>>>>

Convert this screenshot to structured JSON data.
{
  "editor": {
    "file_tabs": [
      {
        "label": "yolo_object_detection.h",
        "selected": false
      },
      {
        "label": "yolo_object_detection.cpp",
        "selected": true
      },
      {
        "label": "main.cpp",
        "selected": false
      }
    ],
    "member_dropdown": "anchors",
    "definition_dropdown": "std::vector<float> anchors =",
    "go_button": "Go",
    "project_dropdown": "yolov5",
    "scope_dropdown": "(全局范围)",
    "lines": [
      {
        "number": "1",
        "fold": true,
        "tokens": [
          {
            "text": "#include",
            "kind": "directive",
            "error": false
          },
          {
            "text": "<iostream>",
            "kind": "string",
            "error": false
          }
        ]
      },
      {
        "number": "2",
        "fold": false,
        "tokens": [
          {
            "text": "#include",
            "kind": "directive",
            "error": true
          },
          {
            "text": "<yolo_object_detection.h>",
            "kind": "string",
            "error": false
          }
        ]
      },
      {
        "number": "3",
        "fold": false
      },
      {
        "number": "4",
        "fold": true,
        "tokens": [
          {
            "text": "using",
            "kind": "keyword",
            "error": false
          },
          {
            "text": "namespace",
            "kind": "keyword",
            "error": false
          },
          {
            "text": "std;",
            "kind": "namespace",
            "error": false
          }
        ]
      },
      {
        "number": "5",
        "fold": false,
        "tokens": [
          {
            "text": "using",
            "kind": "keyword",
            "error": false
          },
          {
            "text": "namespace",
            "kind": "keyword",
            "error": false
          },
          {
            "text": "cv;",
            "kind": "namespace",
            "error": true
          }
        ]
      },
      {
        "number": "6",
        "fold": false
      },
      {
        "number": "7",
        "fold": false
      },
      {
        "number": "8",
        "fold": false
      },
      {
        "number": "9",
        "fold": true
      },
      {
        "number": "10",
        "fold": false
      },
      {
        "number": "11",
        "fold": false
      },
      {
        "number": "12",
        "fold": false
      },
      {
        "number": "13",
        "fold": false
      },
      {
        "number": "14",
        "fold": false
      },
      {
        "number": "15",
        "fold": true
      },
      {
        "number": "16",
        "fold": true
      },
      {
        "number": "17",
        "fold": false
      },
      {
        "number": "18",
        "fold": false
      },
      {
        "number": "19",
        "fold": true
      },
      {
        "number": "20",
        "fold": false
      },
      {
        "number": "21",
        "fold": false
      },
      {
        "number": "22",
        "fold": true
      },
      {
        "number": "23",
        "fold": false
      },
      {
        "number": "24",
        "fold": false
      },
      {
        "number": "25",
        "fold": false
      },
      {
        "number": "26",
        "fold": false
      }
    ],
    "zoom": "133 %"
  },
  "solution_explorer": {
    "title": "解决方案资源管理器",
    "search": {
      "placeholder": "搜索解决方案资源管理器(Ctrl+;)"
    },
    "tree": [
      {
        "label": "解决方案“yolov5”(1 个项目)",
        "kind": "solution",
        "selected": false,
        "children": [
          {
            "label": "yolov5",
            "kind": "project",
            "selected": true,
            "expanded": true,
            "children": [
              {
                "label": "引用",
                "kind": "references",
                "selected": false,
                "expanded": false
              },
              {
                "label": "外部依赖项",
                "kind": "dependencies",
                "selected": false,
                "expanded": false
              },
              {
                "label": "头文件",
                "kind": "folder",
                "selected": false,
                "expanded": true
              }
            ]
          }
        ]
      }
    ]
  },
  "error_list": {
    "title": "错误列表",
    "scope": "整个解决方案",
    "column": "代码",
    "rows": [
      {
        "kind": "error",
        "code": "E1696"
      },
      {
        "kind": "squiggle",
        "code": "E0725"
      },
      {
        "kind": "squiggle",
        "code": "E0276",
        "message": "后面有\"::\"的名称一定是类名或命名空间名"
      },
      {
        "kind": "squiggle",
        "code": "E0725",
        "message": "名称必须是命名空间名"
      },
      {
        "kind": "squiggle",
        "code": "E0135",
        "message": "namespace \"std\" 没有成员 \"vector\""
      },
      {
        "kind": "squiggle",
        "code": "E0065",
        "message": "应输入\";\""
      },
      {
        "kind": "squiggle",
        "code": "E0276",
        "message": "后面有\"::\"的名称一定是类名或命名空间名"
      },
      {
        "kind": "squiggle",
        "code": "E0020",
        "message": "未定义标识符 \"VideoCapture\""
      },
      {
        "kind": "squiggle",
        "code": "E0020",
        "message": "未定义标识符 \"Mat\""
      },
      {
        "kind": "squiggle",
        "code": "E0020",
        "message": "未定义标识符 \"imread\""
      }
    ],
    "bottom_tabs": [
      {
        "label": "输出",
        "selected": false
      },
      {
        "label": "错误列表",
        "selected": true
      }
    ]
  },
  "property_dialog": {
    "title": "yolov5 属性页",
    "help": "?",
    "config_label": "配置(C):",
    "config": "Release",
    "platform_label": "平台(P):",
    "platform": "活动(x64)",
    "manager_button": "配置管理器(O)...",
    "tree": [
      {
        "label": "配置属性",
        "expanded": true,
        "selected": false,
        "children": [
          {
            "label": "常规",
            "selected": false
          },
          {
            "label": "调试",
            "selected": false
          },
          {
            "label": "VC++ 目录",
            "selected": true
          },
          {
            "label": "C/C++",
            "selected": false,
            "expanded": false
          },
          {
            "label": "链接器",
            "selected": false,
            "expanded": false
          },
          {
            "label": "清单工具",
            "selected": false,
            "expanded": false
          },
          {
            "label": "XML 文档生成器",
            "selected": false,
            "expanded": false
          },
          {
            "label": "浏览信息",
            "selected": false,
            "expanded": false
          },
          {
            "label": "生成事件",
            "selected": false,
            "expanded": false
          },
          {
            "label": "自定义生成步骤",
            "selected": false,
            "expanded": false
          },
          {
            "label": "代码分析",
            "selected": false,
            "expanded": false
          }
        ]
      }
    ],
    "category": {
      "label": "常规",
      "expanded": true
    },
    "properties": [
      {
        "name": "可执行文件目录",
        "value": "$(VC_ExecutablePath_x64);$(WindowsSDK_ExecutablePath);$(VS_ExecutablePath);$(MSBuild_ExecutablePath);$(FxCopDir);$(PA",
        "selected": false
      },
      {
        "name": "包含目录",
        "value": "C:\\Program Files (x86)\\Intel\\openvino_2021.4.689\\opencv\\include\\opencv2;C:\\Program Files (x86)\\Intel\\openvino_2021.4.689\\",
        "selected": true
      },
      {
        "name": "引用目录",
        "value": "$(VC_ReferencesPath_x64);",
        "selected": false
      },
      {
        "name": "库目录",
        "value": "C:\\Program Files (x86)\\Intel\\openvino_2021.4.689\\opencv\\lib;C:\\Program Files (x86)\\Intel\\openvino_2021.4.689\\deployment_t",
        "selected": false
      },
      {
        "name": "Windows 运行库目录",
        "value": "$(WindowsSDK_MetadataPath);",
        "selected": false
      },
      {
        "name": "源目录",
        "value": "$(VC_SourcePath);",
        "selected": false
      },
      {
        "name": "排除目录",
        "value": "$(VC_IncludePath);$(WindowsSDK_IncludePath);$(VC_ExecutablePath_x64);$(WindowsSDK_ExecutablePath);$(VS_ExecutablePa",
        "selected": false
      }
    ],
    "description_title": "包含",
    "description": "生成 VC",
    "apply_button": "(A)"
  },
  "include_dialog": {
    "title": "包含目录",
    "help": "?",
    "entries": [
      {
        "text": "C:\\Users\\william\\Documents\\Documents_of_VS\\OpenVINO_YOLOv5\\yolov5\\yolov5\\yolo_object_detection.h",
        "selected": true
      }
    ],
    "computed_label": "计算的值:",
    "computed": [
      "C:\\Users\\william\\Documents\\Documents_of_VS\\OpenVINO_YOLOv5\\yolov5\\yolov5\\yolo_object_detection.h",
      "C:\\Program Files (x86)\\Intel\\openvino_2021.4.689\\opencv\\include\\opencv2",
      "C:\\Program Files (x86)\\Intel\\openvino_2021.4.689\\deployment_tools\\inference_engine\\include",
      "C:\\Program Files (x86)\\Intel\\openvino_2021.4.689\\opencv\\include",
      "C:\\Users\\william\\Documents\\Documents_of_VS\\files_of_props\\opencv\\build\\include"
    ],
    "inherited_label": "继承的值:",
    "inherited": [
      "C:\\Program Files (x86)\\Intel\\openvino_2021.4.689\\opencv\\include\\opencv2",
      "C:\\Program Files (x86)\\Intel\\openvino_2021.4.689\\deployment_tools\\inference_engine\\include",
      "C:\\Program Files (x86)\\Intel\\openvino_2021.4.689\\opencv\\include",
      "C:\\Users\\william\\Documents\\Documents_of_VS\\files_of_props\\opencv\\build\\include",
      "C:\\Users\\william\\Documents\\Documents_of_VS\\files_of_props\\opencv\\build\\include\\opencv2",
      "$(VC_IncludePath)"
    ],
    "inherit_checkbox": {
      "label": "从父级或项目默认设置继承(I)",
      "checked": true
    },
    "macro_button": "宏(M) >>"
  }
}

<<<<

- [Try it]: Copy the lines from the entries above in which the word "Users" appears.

- [Answer section]:
        "text": "C:\\Users\\william\\Documents\\Documents_of_VS\\OpenVINO_YOLOv5\\yolov5\\yolov5\\yolo_object_detection.h",
      "C:\\Users\\william\\Documents\\Documents_of_VS\\OpenVINO_YOLOv5\\yolov5\\yolov5\\yolo_object_detection.h",
      "C:\\Users\\william\\Documents\\Documents_of_VS\\files_of_props\\opencv\\build\\include"
      "C:\\Users\\william\\Documents\\Documents_of_VS\\files_of_props\\opencv\\build\\include",
      "C:\\Users\\william\\Documents\\Documents_of_VS\\files_of_props\\opencv\\build\\include\\opencv2",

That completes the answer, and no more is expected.